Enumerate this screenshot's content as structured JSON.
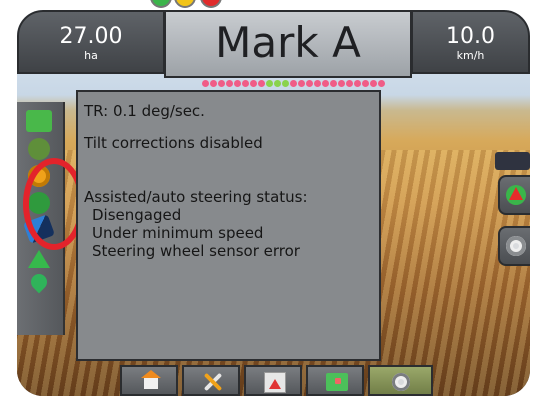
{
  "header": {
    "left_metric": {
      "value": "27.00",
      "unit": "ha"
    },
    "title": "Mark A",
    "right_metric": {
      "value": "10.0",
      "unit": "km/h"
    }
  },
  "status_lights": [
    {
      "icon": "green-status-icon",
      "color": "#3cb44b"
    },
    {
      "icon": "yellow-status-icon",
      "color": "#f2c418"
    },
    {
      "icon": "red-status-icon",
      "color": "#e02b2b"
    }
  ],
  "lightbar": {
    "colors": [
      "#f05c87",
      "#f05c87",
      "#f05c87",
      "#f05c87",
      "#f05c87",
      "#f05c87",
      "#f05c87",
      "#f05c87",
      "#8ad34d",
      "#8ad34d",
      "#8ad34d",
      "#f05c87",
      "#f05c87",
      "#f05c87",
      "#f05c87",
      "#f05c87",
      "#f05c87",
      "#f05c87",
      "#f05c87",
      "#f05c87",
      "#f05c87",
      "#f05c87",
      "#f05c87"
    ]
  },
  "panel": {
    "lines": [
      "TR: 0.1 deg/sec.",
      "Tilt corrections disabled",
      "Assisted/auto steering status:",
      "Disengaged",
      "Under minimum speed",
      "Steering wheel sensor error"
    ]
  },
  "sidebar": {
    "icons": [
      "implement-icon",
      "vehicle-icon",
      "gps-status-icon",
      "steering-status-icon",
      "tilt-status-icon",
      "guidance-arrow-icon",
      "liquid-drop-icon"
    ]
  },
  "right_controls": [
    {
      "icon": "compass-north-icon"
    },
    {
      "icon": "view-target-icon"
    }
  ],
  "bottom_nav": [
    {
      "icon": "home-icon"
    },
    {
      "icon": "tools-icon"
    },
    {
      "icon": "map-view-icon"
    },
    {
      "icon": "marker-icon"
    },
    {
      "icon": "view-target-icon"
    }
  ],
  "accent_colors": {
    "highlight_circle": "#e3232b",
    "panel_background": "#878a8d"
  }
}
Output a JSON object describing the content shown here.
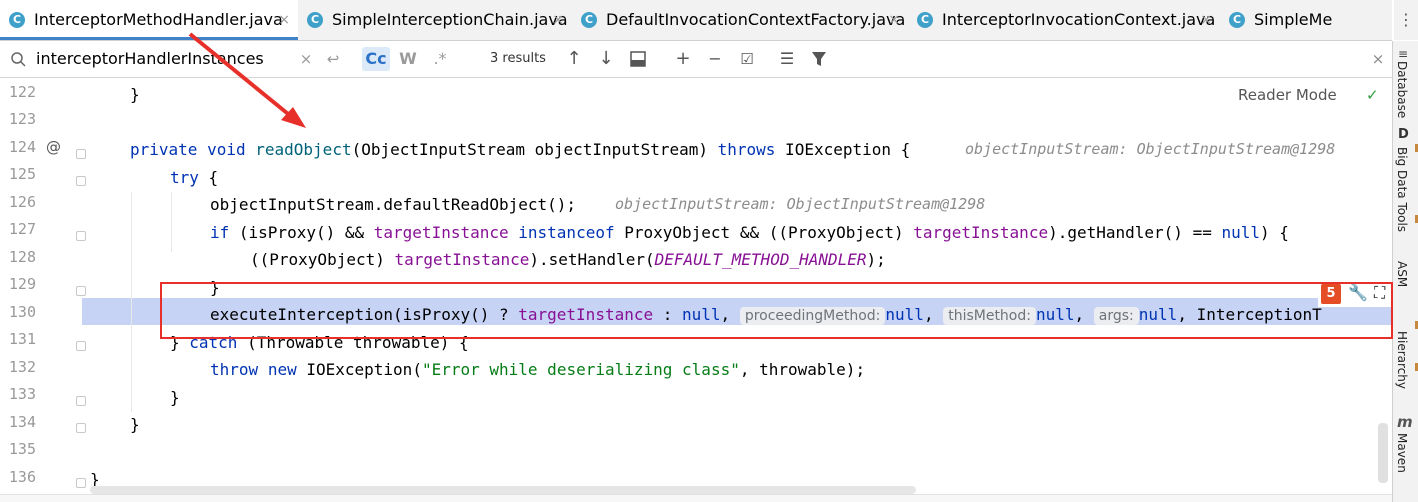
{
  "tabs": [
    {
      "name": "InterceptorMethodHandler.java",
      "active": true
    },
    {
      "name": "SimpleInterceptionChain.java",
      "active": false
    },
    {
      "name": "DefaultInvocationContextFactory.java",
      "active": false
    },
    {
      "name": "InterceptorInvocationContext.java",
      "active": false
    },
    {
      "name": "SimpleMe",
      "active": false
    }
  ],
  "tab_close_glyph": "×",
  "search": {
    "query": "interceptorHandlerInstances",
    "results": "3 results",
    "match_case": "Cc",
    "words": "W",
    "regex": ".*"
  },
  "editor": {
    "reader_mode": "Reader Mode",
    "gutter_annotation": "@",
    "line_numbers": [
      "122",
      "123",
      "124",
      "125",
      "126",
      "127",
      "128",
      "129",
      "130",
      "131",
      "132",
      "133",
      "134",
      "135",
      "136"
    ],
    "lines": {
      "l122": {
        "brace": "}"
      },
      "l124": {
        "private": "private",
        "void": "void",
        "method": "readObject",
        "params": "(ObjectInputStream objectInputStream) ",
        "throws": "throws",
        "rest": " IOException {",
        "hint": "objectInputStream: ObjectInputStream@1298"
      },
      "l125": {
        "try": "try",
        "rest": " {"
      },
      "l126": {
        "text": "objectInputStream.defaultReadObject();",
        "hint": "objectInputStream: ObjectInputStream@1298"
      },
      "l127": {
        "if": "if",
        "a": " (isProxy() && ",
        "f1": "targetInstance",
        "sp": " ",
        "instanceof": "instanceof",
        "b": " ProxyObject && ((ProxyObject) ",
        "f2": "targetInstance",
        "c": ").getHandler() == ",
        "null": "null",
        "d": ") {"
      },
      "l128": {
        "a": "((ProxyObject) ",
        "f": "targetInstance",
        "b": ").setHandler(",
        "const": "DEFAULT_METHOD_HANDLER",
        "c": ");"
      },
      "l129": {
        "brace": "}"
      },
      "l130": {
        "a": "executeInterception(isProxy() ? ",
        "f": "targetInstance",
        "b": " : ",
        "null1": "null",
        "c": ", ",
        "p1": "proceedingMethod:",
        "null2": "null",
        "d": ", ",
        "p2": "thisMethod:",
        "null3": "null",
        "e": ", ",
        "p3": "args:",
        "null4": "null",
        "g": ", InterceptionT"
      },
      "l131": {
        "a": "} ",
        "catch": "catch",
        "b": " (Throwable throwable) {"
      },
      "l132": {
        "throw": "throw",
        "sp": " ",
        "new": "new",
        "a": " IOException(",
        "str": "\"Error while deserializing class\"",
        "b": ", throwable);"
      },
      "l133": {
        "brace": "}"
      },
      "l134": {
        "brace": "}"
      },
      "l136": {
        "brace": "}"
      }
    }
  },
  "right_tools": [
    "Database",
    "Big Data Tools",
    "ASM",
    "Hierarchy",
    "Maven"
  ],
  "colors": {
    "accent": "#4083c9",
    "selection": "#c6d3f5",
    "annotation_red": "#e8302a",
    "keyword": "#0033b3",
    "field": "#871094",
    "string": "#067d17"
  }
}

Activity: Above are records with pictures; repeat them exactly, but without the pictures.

Problem solution:
Enumerate this screenshot's content as structured JSON.
{
  "header": {
    "left_metric": {
      "value": "27.00",
      "unit": "ha"
    },
    "title": "Mark A",
    "right_metric": {
      "value": "10.0",
      "unit": "km/h"
    }
  },
  "status_lights": [
    {
      "icon": "green-status-icon",
      "color": "#3cb44b"
    },
    {
      "icon": "yellow-status-icon",
      "color": "#f2c418"
    },
    {
      "icon": "red-status-icon",
      "color": "#e02b2b"
    }
  ],
  "lightbar": {
    "colors": [
      "#f05c87",
      "#f05c87",
      "#f05c87",
      "#f05c87",
      "#f05c87",
      "#f05c87",
      "#f05c87",
      "#f05c87",
      "#8ad34d",
      "#8ad34d",
      "#8ad34d",
      "#f05c87",
      "#f05c87",
      "#f05c87",
      "#f05c87",
      "#f05c87",
      "#f05c87",
      "#f05c87",
      "#f05c87",
      "#f05c87",
      "#f05c87",
      "#f05c87",
      "#f05c87"
    ]
  },
  "panel": {
    "lines": [
      "TR: 0.1 deg/sec.",
      "Tilt corrections disabled",
      "Assisted/auto steering status:",
      "Disengaged",
      "Under minimum speed",
      "Steering wheel sensor error"
    ]
  },
  "sidebar": {
    "icons": [
      "implement-icon",
      "vehicle-icon",
      "gps-status-icon",
      "steering-status-icon",
      "tilt-status-icon",
      "guidance-arrow-icon",
      "liquid-drop-icon"
    ]
  },
  "right_controls": [
    {
      "icon": "compass-north-icon"
    },
    {
      "icon": "view-target-icon"
    }
  ],
  "bottom_nav": [
    {
      "icon": "home-icon"
    },
    {
      "icon": "tools-icon"
    },
    {
      "icon": "map-view-icon"
    },
    {
      "icon": "marker-icon"
    },
    {
      "icon": "view-target-icon"
    }
  ],
  "accent_colors": {
    "highlight_circle": "#e3232b",
    "panel_background": "#878a8d"
  }
}
Output a JSON object describing the content shown here.
{
  "tabs": [
    {
      "name": "InterceptorMethodHandler.java",
      "active": true
    },
    {
      "name": "SimpleInterceptionChain.java",
      "active": false
    },
    {
      "name": "DefaultInvocationContextFactory.java",
      "active": false
    },
    {
      "name": "InterceptorInvocationContext.java",
      "active": false
    },
    {
      "name": "SimpleMe",
      "active": false
    }
  ],
  "tab_close_glyph": "×",
  "search": {
    "query": "interceptorHandlerInstances",
    "results": "3 results",
    "match_case": "Cc",
    "words": "W",
    "regex": ".*"
  },
  "editor": {
    "reader_mode": "Reader Mode",
    "gutter_annotation": "@",
    "line_numbers": [
      "122",
      "123",
      "124",
      "125",
      "126",
      "127",
      "128",
      "129",
      "130",
      "131",
      "132",
      "133",
      "134",
      "135",
      "136"
    ],
    "lines": {
      "l122": {
        "brace": "}"
      },
      "l124": {
        "private": "private",
        "void": "void",
        "method": "readObject",
        "params": "(ObjectInputStream objectInputStream) ",
        "throws": "throws",
        "rest": " IOException {",
        "hint": "objectInputStream: ObjectInputStream@1298"
      },
      "l125": {
        "try": "try",
        "rest": " {"
      },
      "l126": {
        "text": "objectInputStream.defaultReadObject();",
        "hint": "objectInputStream: ObjectInputStream@1298"
      },
      "l127": {
        "if": "if",
        "a": " (isProxy() && ",
        "f1": "targetInstance",
        "sp": " ",
        "instanceof": "instanceof",
        "b": " ProxyObject && ((ProxyObject) ",
        "f2": "targetInstance",
        "c": ").getHandler() == ",
        "null": "null",
        "d": ") {"
      },
      "l128": {
        "a": "((ProxyObject) ",
        "f": "targetInstance",
        "b": ").setHandler(",
        "const": "DEFAULT_METHOD_HANDLER",
        "c": ");"
      },
      "l129": {
        "brace": "}"
      },
      "l130": {
        "a": "executeInterception(isProxy() ? ",
        "f": "targetInstance",
        "b": " : ",
        "null1": "null",
        "c": ", ",
        "p1": "proceedingMethod:",
        "null2": "null",
        "d": ", ",
        "p2": "thisMethod:",
        "null3": "null",
        "e": ", ",
        "p3": "args:",
        "null4": "null",
        "g": ", InterceptionT"
      },
      "l131": {
        "a": "} ",
        "catch": "catch",
        "b": " (Throwable throwable) {"
      },
      "l132": {
        "throw": "throw",
        "sp": " ",
        "new": "new",
        "a": " IOException(",
        "str": "\"Error while deserializing class\"",
        "b": ", throwable);"
      },
      "l133": {
        "brace": "}"
      },
      "l134": {
        "brace": "}"
      },
      "l136": {
        "brace": "}"
      }
    }
  },
  "right_tools": [
    "Database",
    "Big Data Tools",
    "ASM",
    "Hierarchy",
    "Maven"
  ],
  "colors": {
    "accent": "#4083c9",
    "selection": "#c6d3f5",
    "annotation_red": "#e8302a",
    "keyword": "#0033b3",
    "field": "#871094",
    "string": "#067d17"
  }
}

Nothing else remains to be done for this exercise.